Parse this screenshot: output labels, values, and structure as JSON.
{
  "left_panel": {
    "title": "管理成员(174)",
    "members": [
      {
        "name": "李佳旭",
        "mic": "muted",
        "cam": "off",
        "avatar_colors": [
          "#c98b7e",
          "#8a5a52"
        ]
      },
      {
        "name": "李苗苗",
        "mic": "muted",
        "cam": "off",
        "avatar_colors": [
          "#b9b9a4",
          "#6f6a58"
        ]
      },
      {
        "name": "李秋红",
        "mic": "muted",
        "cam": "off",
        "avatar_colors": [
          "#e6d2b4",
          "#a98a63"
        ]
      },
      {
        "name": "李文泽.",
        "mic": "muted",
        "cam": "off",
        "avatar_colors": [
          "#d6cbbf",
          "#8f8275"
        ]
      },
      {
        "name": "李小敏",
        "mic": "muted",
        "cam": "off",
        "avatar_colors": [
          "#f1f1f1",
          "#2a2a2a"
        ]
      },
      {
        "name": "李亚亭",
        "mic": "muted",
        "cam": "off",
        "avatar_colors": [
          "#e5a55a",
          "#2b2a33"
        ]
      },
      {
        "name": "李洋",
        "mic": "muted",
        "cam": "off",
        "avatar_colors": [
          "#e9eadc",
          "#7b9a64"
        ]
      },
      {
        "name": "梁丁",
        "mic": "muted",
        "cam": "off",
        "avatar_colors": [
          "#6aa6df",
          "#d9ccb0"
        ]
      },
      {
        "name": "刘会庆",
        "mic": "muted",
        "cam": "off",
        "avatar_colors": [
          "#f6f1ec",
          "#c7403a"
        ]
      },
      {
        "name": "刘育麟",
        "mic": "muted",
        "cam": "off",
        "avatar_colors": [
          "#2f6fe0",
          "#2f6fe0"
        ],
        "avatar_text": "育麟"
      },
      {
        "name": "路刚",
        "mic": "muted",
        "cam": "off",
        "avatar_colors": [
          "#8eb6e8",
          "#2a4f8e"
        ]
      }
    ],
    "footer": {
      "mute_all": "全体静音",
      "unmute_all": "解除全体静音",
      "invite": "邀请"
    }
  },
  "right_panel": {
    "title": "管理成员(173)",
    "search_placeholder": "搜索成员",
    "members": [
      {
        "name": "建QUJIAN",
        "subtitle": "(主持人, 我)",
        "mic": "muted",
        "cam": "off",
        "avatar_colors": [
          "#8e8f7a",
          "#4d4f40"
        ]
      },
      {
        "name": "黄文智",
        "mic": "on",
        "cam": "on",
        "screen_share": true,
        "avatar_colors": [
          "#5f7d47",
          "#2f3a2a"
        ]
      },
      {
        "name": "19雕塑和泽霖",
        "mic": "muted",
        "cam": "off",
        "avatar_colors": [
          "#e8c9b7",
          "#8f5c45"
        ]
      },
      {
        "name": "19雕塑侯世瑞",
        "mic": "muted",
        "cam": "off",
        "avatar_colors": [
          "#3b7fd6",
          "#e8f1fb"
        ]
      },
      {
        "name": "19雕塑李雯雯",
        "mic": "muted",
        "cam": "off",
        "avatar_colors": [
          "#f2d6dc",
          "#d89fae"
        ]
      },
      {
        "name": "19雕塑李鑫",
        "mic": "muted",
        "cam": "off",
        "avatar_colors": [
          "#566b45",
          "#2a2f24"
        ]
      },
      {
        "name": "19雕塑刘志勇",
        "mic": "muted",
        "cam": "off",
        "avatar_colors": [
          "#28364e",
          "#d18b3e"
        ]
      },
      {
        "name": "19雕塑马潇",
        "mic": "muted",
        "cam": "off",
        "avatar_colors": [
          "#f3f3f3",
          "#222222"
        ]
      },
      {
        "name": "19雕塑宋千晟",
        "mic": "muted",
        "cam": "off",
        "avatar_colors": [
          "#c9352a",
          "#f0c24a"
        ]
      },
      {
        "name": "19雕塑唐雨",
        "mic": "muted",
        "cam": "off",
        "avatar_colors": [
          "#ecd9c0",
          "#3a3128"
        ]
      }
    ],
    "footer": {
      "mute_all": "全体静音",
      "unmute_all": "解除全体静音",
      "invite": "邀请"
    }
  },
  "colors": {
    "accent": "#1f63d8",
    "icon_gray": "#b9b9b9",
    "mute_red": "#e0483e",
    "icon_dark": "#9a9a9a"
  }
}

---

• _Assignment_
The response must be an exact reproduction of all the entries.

• _The completed task_
Parse this screenshot: output labels, values, and structure as JSON.
{
  "left_panel": {
    "title": "管理成员(174)",
    "members": [
      {
        "name": "李佳旭",
        "mic": "muted",
        "cam": "off",
        "avatar_colors": [
          "#c98b7e",
          "#8a5a52"
        ]
      },
      {
        "name": "李苗苗",
        "mic": "muted",
        "cam": "off",
        "avatar_colors": [
          "#b9b9a4",
          "#6f6a58"
        ]
      },
      {
        "name": "李秋红",
        "mic": "muted",
        "cam": "off",
        "avatar_colors": [
          "#e6d2b4",
          "#a98a63"
        ]
      },
      {
        "name": "李文泽.",
        "mic": "muted",
        "cam": "off",
        "avatar_colors": [
          "#d6cbbf",
          "#8f8275"
        ]
      },
      {
        "name": "李小敏",
        "mic": "muted",
        "cam": "off",
        "avatar_colors": [
          "#f1f1f1",
          "#2a2a2a"
        ]
      },
      {
        "name": "李亚亭",
        "mic": "muted",
        "cam": "off",
        "avatar_colors": [
          "#e5a55a",
          "#2b2a33"
        ]
      },
      {
        "name": "李洋",
        "mic": "muted",
        "cam": "off",
        "avatar_colors": [
          "#e9eadc",
          "#7b9a64"
        ]
      },
      {
        "name": "梁丁",
        "mic": "muted",
        "cam": "off",
        "avatar_colors": [
          "#6aa6df",
          "#d9ccb0"
        ]
      },
      {
        "name": "刘会庆",
        "mic": "muted",
        "cam": "off",
        "avatar_colors": [
          "#f6f1ec",
          "#c7403a"
        ]
      },
      {
        "name": "刘育麟",
        "mic": "muted",
        "cam": "off",
        "avatar_colors": [
          "#2f6fe0",
          "#2f6fe0"
        ],
        "avatar_text": "育麟"
      },
      {
        "name": "路刚",
        "mic": "muted",
        "cam": "off",
        "avatar_colors": [
          "#8eb6e8",
          "#2a4f8e"
        ]
      }
    ],
    "footer": {
      "mute_all": "全体静音",
      "unmute_all": "解除全体静音",
      "invite": "邀请"
    }
  },
  "right_panel": {
    "title": "管理成员(173)",
    "search_placeholder": "搜索成员",
    "members": [
      {
        "name": "建QUJIAN",
        "subtitle": "(主持人, 我)",
        "mic": "muted",
        "cam": "off",
        "avatar_colors": [
          "#8e8f7a",
          "#4d4f40"
        ]
      },
      {
        "name": "黄文智",
        "mic": "on",
        "cam": "on",
        "screen_share": true,
        "avatar_colors": [
          "#5f7d47",
          "#2f3a2a"
        ]
      },
      {
        "name": "19雕塑和泽霖",
        "mic": "muted",
        "cam": "off",
        "avatar_colors": [
          "#e8c9b7",
          "#8f5c45"
        ]
      },
      {
        "name": "19雕塑侯世瑞",
        "mic": "muted",
        "cam": "off",
        "avatar_colors": [
          "#3b7fd6",
          "#e8f1fb"
        ]
      },
      {
        "name": "19雕塑李雯雯",
        "mic": "muted",
        "cam": "off",
        "avatar_colors": [
          "#f2d6dc",
          "#d89fae"
        ]
      },
      {
        "name": "19雕塑李鑫",
        "mic": "muted",
        "cam": "off",
        "avatar_colors": [
          "#566b45",
          "#2a2f24"
        ]
      },
      {
        "name": "19雕塑刘志勇",
        "mic": "muted",
        "cam": "off",
        "avatar_colors": [
          "#28364e",
          "#d18b3e"
        ]
      },
      {
        "name": "19雕塑马潇",
        "mic": "muted",
        "cam": "off",
        "avatar_colors": [
          "#f3f3f3",
          "#222222"
        ]
      },
      {
        "name": "19雕塑宋千晟",
        "mic": "muted",
        "cam": "off",
        "avatar_colors": [
          "#c9352a",
          "#f0c24a"
        ]
      },
      {
        "name": "19雕塑唐雨",
        "mic": "muted",
        "cam": "off",
        "avatar_colors": [
          "#ecd9c0",
          "#3a3128"
        ]
      }
    ],
    "footer": {
      "mute_all": "全体静音",
      "unmute_all": "解除全体静音",
      "invite": "邀请"
    }
  },
  "colors": {
    "accent": "#1f63d8",
    "icon_gray": "#b9b9b9",
    "mute_red": "#e0483e",
    "icon_dark": "#9a9a9a"
  }
}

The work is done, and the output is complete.